[Exercise goal]: On how many lines of these entries does the word "title" occur? State the number alone.

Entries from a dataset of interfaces

----------------------------------------

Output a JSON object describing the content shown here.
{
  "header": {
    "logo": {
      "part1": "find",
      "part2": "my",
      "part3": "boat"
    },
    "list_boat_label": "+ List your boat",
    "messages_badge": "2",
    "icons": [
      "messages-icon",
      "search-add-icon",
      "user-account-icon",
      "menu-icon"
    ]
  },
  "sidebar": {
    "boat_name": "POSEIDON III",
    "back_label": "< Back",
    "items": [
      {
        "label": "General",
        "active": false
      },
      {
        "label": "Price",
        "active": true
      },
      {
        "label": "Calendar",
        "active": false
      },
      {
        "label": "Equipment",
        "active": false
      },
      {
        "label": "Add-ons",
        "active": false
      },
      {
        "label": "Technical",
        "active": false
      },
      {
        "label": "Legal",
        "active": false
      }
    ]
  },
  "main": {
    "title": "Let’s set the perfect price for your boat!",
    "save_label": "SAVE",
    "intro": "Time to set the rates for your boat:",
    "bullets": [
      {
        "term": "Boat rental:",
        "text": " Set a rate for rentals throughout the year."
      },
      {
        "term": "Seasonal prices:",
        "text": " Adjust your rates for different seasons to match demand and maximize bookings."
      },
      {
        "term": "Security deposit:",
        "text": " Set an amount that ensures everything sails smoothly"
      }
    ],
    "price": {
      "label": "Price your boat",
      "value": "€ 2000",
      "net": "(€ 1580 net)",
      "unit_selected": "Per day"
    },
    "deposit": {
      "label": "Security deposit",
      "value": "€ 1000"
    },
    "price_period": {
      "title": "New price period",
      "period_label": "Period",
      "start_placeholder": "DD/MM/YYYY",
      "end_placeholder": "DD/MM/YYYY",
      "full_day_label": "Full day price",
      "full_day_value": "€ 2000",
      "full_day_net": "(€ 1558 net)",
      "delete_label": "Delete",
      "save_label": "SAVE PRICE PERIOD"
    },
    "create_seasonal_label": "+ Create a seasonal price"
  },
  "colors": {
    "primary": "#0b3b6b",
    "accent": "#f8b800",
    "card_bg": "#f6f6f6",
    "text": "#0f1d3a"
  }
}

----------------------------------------

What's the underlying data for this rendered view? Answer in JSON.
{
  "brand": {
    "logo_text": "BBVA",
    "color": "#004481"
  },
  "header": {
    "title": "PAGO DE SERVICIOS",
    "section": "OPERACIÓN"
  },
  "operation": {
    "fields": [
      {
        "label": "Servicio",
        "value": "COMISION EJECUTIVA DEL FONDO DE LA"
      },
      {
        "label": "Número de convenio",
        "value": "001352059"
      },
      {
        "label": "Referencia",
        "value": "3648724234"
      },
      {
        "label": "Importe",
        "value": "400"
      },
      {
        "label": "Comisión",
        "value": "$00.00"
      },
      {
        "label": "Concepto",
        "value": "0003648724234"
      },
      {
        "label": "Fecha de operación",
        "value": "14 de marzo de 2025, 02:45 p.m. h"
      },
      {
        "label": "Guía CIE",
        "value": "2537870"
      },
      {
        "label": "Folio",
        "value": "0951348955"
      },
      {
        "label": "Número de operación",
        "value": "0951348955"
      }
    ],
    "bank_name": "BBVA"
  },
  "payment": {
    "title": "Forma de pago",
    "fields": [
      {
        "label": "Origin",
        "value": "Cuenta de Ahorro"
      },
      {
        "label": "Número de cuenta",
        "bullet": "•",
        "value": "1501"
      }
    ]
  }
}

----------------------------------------

[Solution below]: 4